Scan the lines below for the word "failed". Copy each line you find it in.

- **DATA TO USE**
+++

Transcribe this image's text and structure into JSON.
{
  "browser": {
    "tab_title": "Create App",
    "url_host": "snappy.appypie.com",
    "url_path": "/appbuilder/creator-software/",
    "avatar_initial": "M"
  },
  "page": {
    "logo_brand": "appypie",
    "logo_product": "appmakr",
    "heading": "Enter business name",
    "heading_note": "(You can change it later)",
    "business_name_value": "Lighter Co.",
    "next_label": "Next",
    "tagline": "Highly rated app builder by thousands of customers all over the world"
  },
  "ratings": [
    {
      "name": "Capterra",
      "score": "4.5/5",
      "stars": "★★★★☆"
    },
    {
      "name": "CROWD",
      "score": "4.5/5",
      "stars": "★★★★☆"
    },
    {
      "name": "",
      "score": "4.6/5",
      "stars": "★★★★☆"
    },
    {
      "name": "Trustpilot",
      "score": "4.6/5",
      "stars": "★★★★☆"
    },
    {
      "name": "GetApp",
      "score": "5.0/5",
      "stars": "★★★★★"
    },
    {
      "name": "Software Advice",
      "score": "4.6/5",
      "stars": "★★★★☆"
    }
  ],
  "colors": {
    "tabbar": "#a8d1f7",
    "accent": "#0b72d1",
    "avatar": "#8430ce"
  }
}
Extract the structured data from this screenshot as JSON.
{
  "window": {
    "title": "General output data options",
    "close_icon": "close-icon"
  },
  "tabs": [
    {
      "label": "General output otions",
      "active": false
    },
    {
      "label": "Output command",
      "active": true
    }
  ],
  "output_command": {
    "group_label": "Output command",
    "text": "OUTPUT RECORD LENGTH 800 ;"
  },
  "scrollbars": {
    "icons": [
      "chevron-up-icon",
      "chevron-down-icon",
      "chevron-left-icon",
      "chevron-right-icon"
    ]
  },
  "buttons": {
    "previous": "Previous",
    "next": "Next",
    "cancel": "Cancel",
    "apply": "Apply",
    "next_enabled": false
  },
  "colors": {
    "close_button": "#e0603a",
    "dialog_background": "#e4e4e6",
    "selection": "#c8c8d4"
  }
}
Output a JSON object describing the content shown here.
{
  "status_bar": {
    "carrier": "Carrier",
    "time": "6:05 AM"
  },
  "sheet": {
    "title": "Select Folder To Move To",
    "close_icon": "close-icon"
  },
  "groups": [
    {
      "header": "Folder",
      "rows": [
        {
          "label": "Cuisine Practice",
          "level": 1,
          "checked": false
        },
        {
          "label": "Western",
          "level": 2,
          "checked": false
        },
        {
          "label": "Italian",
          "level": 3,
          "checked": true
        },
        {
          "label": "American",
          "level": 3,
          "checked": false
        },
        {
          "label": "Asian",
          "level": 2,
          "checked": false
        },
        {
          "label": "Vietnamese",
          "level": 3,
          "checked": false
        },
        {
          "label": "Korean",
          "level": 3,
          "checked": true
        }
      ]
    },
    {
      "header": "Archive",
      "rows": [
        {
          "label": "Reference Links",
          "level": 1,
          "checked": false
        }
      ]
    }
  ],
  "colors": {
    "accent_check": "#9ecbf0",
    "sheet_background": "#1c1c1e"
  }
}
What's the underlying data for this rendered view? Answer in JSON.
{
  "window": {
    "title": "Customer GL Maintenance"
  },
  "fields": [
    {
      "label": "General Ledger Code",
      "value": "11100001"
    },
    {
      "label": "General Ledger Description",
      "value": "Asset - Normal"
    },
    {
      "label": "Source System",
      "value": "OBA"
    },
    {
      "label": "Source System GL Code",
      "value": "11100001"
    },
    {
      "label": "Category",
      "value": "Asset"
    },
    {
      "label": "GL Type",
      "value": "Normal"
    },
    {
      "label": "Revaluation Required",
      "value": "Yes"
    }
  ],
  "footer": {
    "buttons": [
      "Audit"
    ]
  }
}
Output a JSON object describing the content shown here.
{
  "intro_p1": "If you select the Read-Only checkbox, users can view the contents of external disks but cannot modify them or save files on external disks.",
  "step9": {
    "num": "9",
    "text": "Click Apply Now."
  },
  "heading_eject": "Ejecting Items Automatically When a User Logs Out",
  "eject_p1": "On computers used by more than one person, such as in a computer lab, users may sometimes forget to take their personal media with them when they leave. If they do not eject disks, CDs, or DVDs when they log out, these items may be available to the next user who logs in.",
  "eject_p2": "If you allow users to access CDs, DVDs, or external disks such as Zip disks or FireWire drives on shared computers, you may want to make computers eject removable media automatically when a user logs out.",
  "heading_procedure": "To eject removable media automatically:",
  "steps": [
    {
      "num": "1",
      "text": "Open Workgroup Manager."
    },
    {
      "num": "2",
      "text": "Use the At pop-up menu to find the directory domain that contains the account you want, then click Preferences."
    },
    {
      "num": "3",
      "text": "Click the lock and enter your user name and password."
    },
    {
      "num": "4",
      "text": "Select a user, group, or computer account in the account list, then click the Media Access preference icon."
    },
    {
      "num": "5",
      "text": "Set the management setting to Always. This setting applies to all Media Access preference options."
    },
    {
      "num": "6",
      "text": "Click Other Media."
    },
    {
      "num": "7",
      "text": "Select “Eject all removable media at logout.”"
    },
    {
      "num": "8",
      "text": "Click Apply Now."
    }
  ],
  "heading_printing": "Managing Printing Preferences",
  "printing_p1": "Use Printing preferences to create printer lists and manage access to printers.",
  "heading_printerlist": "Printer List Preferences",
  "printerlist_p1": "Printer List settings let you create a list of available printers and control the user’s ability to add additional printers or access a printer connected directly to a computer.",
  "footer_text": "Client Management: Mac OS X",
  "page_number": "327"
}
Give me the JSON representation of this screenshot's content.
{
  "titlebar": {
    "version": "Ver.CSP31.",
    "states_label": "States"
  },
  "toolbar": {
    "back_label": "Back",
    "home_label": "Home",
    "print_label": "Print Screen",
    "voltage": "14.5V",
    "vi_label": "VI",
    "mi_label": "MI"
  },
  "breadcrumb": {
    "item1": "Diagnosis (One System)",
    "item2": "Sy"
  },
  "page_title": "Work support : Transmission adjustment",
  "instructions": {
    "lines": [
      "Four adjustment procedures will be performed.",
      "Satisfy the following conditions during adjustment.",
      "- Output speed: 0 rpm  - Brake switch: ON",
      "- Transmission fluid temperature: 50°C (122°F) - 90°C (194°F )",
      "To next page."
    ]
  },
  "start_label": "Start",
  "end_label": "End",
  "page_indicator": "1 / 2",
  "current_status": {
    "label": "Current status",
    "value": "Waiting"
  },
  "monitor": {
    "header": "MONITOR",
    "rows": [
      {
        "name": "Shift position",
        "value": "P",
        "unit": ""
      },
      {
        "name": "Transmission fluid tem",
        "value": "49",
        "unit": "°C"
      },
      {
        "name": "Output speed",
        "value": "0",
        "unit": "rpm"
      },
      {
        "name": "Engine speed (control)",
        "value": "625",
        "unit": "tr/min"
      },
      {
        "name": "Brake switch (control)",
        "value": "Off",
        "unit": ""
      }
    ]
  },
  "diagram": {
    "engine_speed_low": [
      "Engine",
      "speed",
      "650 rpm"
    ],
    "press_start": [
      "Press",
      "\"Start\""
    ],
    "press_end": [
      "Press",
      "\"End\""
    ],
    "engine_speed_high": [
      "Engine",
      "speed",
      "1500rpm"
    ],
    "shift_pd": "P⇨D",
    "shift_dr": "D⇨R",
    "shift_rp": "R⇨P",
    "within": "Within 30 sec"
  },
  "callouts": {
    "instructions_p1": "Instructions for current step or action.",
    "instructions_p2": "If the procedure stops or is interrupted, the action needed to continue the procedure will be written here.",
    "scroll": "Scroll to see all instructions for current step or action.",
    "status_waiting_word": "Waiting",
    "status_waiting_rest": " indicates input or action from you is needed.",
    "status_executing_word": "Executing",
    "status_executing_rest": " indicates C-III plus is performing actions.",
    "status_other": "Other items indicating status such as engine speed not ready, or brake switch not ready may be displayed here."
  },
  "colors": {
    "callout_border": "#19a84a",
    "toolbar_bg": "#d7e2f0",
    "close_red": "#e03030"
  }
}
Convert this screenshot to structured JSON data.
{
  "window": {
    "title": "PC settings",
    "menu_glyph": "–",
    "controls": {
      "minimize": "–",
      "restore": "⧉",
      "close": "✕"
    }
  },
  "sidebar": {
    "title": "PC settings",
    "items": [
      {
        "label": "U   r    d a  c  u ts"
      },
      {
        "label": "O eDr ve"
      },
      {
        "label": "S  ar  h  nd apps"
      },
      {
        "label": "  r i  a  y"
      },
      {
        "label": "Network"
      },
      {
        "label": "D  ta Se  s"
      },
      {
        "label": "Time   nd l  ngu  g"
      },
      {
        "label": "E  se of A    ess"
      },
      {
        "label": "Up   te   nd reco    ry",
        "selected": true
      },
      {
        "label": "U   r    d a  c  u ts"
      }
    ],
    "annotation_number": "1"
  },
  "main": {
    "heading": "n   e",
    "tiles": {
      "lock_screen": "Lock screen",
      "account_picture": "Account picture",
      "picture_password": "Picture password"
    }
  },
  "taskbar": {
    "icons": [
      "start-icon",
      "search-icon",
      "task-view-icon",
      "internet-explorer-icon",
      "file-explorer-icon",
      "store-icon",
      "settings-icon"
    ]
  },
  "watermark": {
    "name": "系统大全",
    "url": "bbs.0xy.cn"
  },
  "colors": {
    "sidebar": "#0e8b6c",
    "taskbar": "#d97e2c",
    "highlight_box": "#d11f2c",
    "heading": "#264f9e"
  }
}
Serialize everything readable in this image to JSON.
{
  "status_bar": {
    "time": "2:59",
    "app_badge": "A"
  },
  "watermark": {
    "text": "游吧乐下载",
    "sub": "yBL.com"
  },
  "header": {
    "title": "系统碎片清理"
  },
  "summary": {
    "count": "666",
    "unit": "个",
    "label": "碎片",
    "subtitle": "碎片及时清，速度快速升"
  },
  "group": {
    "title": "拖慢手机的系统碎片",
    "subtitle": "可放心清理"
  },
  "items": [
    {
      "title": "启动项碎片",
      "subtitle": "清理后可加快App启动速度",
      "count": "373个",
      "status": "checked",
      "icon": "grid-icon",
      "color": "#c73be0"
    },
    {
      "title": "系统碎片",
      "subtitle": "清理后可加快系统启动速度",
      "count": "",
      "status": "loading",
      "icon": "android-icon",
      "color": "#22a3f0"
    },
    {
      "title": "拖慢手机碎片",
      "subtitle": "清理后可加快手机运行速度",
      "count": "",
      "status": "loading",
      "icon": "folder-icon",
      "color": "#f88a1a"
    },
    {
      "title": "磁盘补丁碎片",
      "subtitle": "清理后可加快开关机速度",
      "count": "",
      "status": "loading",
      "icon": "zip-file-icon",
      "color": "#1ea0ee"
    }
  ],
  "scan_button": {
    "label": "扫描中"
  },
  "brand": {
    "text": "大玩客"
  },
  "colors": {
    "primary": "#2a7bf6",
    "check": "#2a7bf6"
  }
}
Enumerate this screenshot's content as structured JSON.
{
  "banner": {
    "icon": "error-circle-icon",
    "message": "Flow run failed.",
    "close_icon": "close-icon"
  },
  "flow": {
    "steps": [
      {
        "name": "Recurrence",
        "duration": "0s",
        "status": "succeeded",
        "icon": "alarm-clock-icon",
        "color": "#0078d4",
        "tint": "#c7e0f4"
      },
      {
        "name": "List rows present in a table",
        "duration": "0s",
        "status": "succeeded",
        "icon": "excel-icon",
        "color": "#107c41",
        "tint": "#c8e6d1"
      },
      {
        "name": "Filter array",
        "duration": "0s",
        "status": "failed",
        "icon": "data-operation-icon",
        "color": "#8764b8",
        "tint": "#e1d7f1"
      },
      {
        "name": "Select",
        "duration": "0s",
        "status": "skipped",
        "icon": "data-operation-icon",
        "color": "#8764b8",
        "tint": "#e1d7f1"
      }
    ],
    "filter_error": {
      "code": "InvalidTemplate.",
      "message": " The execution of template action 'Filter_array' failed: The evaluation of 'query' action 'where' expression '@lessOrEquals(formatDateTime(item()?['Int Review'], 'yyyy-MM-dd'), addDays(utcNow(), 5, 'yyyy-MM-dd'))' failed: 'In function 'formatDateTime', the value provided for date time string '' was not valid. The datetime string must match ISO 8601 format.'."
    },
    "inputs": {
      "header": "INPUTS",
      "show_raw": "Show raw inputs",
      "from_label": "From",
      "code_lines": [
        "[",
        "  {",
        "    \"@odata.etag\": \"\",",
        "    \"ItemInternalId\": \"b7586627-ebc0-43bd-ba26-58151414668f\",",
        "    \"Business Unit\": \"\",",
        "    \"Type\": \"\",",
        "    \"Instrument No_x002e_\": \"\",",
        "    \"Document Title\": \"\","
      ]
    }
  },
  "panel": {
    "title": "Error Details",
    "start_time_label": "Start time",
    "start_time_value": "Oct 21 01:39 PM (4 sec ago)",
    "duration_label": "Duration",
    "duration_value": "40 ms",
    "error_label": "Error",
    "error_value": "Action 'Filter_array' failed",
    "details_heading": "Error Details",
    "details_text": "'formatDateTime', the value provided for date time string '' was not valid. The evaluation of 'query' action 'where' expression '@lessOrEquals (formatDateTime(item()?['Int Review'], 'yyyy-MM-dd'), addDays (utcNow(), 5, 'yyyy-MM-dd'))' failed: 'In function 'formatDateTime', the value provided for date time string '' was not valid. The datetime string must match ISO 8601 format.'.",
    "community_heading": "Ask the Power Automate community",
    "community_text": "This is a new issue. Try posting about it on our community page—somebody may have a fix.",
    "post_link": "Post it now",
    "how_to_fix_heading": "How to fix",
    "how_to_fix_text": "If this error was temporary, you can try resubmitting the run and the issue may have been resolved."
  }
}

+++

- **COMPLETED TASK**
    "message": "Flow run failed.",
        "status": "failed",
      "message": " The execution of template action 'Filter_array' failed: The evaluation of 'query' action 'where' expression '@lessOrEquals(formatDateTime(item()?['Int Review'], 'yyyy-MM-dd'), addDays(utcNow(), 5, 'yyyy-MM-dd'))' failed: 'In function 'formatDateTime', the value provided for date time string '' was not valid. The datetime string must match ISO 8601 format.'."
    "error_value": "Action 'Filter_array' failed",
    "details_text": "'formatDateTime', the value provided for date time string '' was not valid. The evaluation of 'query' action 'where' expression '@lessOrEquals (formatDateTime(item()?['Int Review'], 'yyyy-MM-dd'), addDays (utcNow(), 5, 'yyyy-MM-dd'))' failed: 'In function 'formatDateTime', the value provided for date time string '' was not valid. The datetime string must match ISO 8601 format.'.",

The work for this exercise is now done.